What is Herpes?
Herpes is a very common and highly infectious virus which has two types:
- Herpes Simplex Virus Type One (HSV I): The most likely cause of cold sores, usually situated around the mouth. This virus can also be caught genitally through oral sex.
- Herpes Simplex Virus Type Two (HSV II): This virus causes sores, typically around the genitals. It may also be contracted around the mouth through oral sex.
Your Better2Know test will tell you which type of the virus (if any) you have.
HSV I is one of the most common STIs. Transmission of the virus can occur in many sexual and non-sexual ways. Oral herpes can be uncomfortable and cause blisters around the mouth.
HSV II most commonly infects the genital area, causing blisters and painful sores, and can be caught following sexual contact with an infected partner. However oral sex with someone who has a gential HSV II infection can also lead to blisters and sores around the mouth.

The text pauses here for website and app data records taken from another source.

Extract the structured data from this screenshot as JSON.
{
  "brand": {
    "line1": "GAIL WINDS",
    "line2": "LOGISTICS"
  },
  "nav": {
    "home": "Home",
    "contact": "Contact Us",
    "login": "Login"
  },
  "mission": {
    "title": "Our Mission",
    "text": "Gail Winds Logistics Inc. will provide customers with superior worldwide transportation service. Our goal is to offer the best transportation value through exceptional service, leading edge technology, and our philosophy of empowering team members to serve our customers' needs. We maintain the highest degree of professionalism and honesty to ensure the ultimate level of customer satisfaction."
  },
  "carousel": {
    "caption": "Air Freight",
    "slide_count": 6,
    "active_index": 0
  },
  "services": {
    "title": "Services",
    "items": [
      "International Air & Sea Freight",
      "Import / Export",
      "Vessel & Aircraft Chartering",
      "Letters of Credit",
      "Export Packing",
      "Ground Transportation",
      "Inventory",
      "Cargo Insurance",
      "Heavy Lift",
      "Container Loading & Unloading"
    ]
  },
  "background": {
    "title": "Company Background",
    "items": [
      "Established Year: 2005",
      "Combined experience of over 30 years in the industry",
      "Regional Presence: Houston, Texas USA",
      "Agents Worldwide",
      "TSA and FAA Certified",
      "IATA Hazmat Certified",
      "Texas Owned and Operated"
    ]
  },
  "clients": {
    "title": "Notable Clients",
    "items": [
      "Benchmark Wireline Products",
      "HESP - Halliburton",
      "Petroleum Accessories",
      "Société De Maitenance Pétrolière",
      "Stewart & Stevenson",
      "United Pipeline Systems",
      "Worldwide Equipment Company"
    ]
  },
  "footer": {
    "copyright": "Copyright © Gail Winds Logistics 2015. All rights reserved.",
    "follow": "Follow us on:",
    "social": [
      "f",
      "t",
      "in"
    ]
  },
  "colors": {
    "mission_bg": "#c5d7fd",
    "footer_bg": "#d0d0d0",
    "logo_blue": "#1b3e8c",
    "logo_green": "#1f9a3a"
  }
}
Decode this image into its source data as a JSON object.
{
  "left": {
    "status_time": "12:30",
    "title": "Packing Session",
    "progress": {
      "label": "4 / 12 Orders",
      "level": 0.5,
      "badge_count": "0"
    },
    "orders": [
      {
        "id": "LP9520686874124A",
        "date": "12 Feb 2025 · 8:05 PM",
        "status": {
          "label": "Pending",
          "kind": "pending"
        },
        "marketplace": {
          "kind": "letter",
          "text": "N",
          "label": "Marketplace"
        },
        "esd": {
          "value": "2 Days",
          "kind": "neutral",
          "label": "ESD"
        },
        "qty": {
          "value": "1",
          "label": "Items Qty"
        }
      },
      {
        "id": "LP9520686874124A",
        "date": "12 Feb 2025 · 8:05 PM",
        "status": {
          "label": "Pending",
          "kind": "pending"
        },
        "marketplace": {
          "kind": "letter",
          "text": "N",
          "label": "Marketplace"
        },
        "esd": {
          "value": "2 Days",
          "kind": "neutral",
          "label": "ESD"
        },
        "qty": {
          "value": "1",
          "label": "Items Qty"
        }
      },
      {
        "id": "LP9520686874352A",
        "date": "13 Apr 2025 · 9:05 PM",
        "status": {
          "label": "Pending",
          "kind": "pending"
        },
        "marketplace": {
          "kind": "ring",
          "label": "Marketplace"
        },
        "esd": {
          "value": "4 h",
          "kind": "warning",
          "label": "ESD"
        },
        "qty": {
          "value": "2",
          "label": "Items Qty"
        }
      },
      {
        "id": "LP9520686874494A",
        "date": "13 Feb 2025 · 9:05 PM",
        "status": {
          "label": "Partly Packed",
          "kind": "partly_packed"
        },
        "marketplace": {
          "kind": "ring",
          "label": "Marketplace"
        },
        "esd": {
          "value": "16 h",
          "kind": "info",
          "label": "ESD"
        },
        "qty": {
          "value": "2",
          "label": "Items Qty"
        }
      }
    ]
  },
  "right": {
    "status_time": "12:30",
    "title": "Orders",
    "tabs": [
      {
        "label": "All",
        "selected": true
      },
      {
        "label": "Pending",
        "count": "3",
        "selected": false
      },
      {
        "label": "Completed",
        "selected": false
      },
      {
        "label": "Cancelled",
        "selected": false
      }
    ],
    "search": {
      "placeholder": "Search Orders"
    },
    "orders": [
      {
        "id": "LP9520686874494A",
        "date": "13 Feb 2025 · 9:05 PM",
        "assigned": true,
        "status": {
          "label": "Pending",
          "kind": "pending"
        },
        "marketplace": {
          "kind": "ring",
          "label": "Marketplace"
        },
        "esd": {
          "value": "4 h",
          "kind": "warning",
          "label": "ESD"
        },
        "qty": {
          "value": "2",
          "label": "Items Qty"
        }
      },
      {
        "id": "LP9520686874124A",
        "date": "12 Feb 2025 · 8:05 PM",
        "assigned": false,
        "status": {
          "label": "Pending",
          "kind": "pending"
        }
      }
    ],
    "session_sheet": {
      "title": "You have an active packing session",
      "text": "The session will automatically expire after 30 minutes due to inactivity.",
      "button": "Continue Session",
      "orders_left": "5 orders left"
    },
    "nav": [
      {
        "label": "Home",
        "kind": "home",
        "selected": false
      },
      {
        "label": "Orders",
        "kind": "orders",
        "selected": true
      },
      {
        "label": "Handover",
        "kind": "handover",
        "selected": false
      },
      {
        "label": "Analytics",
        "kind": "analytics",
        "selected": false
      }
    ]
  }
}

Both Herpes types are passed on through direct contact with an active herpes outbreak (blisters or sores). This contact be kissing, sexual or non-sexual.
Up to 60% of people who have herpes are unlikely to know they are infected as their symptoms will be minimal or non-existent. Despite this, people with a herpes infection remain capable of infecting partners through any physical contact when the virus is present. There may be virus present with no visible signs, this is known as asymptomatic viral shedding.
How is it transmitted?
Herpes is spread through unprotected oral, vaginal or anal contact (it does not have to be sexual intercourse) with an infected person. The risk of catching or transmitting the virus is heightened if your partner has blisters or sores. It is still possible to catch herpes if your partner does not have any visible sores or blisters, though this is less likely. Recurrent symptoms are almost always visible on the skin: sores inside the vagina or anus are usually only present as part of a primary infection, and are therefore unlikely to accompany a recurrence. HSV I, is often spread by kissing, this is why so many people carry this infection.
How will I know if I have it?
Herpes may cause blisters around the mouth and in the genital areas of both men and women. These blisters typically develop between two days and three weeks after first getting infected. The blisters start off as small bumps, developing into full blisters and eventually bursting, releasing their fluid. Blisters can be small or large, and may be just one blister, or a cluster located close together. Other symptoms can include painful itching, burning, headache, swollen glands in the groin, and generalised muscle aches. The first episode, or outbreak, is usually the most severe with subsequent outbreaks becoming milder. Most people contract the virus without developing these symptoms.
Better2Know can test for the Herpes virus in three different ways in Africa depending on your symptoms and incubation periods:
- Blood test – which requires an incubation period of four to six weeks
- Urine test – which is available after any potential exposure
- Swab test – which is only suitable if you have symptoms
Results are available two to five working days from the sample being received at our laboratory, depending on which test you have chosen. Our comprehensive testing will state whether you have HSV I, HSV II, both infections or neither of the two.
Once contracted, Herpes will remain in your body forever, though only a minority of infected patients get recurrent painful outbreaks. Fortunately, there are ways to decrease both the frequency and the severity of Herpes outbreaks. Anti-viral medications are available (both creams and pills), which can help control the infection. In addition, certain lifestyle changes can also help control the frequency of outbreaks and their severity.
Herpes is a highly infectious virus and can be passed from person to person through any physical contact. Whilst a herpes infection will not cause any serious adverse health consequences, it can be very uncomfortable, and physically draining. Once contracted it will be with you for life. Once you know you have a herpes infection you will be able to seek the appropriate advice or medication during outbreaks so that you can protect your partner, and return to normal health faster.
If you or your partner is pregnant, it is wise to take some precautions in order to protect your baby. Most women who give birth while infected have carried the virus for some time. If you are pregnant and have a herpes infection, please discuss this with your doctor and midwife.